Having created this work, what do you think: do we need to just accept these changes and adapt? Or should we still be pushing against it?
OT
Of course we need to stop climate change but I also don’t think that’s going to happen. I think people are just going to try again and again to adapt.
AT
The heavy use of technology in the work is a way of bringing up the common notion that technology will save us, that we can just use technology to solve the problem. It’s kind of a really sad waiting game, where something really terrible seems to have to happen before the government will do anything. And there’s an anxiety in that. But even once that happens, maybe it’ll be passed off as just an anomaly, just weird weather. Or even just a condition we can manage using technology.
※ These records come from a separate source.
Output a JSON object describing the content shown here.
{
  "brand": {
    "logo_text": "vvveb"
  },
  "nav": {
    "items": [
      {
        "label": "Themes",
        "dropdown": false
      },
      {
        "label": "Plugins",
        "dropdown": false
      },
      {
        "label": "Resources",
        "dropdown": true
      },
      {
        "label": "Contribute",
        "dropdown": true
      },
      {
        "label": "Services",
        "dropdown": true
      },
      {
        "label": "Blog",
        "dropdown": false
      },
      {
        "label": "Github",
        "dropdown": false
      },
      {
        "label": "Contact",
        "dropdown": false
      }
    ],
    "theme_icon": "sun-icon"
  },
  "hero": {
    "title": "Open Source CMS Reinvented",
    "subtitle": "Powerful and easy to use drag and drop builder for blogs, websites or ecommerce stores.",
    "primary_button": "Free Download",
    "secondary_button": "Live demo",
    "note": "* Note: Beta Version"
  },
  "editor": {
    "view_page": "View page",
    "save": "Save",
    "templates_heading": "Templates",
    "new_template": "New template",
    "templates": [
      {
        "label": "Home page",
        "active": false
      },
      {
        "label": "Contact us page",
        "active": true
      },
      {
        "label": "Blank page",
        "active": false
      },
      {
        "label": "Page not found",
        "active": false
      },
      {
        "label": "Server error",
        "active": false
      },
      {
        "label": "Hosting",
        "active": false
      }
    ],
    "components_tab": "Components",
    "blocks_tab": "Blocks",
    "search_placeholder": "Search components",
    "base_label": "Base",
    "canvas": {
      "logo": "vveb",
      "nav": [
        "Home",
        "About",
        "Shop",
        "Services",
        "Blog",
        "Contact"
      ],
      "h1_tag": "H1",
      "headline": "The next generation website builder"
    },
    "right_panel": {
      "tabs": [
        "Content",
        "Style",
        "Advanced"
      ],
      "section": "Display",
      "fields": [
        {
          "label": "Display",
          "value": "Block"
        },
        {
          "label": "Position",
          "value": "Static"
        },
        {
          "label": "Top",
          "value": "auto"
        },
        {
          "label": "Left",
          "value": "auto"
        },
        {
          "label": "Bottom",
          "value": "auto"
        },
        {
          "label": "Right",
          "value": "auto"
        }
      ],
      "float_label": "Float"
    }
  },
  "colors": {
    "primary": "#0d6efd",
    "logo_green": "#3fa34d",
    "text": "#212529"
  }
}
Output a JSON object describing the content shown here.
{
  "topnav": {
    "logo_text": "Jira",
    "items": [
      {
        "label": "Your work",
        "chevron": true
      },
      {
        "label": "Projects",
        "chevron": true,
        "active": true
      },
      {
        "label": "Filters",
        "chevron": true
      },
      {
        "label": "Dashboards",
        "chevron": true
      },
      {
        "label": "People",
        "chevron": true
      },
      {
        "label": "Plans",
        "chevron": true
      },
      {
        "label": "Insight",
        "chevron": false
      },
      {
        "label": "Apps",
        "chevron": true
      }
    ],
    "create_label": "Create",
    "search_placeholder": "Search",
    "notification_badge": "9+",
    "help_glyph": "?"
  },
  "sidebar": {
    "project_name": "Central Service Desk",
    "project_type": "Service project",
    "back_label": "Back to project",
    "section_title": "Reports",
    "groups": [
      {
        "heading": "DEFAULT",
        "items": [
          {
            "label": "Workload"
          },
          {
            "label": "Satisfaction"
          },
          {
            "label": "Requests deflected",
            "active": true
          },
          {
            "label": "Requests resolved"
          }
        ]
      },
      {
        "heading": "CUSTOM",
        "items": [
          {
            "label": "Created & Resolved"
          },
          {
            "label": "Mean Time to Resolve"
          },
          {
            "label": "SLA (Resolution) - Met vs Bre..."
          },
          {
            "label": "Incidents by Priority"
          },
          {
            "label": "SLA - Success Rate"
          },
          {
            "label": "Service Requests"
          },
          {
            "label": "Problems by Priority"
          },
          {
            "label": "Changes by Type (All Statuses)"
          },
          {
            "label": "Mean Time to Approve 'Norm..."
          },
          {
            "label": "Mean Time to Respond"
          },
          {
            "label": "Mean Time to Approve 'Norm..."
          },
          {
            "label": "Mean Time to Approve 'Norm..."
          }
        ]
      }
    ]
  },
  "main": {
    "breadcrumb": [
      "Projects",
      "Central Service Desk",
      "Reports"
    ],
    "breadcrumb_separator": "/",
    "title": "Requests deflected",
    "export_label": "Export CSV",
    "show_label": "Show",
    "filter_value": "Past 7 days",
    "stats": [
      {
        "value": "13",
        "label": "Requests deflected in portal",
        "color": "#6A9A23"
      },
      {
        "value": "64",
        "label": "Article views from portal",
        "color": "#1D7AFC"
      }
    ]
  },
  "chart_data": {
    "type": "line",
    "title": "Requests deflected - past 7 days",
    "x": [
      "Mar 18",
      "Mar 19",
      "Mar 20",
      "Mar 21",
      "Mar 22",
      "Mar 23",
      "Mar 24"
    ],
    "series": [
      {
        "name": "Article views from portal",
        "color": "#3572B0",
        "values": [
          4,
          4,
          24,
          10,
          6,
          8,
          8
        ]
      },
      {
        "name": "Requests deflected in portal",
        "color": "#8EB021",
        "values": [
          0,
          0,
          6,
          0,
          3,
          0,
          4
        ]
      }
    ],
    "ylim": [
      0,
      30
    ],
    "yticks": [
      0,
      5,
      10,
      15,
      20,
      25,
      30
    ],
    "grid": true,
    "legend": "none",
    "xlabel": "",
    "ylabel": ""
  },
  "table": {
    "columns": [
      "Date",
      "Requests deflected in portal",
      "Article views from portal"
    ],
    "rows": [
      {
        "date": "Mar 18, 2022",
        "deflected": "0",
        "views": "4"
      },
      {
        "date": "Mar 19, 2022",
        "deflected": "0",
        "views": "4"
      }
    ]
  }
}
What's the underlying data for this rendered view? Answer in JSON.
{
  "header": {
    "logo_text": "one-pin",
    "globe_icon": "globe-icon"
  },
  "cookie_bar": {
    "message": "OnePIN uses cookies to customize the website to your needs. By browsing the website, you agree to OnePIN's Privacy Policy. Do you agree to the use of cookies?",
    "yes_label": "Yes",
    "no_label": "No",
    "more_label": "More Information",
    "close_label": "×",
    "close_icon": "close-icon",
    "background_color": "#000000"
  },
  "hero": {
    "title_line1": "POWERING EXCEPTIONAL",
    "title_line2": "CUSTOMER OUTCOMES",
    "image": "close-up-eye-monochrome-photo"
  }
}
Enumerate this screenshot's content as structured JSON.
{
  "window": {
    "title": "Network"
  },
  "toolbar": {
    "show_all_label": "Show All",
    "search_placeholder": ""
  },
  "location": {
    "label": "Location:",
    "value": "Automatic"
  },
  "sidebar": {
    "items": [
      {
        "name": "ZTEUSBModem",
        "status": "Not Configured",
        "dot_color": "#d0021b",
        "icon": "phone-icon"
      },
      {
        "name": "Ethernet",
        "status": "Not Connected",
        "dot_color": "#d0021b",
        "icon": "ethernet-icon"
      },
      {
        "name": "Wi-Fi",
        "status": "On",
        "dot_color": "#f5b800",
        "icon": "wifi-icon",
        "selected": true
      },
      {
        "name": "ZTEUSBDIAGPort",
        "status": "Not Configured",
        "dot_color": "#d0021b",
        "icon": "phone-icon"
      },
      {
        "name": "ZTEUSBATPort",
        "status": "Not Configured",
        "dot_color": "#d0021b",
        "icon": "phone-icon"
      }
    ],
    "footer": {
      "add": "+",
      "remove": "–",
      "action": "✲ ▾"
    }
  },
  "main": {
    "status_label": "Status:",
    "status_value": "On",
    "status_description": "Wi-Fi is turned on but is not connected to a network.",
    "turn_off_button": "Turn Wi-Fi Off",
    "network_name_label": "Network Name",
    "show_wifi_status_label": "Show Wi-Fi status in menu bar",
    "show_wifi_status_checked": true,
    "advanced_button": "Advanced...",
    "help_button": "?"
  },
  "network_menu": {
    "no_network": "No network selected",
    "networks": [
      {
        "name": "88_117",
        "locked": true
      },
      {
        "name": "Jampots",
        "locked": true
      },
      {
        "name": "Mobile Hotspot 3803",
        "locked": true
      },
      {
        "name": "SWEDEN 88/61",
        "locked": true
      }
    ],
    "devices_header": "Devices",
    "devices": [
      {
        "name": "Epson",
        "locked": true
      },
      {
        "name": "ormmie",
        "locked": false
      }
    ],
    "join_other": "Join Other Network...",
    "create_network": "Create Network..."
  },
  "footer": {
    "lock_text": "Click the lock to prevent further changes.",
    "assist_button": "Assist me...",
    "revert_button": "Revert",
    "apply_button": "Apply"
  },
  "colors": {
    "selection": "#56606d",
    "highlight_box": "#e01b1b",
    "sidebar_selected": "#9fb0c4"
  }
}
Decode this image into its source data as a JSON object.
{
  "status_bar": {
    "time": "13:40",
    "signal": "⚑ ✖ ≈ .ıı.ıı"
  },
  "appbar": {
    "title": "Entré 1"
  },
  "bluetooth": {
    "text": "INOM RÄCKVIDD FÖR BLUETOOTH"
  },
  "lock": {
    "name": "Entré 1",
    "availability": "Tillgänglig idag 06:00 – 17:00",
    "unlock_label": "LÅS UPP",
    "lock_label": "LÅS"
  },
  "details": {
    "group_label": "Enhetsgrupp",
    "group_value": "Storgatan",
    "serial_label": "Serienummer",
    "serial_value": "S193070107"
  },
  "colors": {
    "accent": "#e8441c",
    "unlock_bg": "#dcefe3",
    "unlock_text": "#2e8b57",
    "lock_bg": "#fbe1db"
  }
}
But I really hope that BoMa serves as a starting point for people thinking about the real world … if the Bureau of Meteoranxiety fails in one aspect – which it will, because these therapies are not real – and they don’t feel that it meets their requirements, then maybe they can relate it to our real government not meeting their needs, and see the connection there.

Interview by Jess Cockerill

Image 06: as above.

Image: Olivia Tartaglia and Alex Tate, Bureau of Meteoranxiety 2018, multimedia. Photo credit: Michael Tartaglia.


  1. The ‘Fremantle Doctor’ is local Western Australian slang for the cool afternoon sea breeze that occurs during summer in the south-west of the state.
  2. Read the full BoMa article with images and credits here
  3. Review by Hannah Francis of The Age newspaper.
  4. Quote “Perhaps a future treatment for Facebookfomophobia” GBW.

Gretchen Bernet-Ward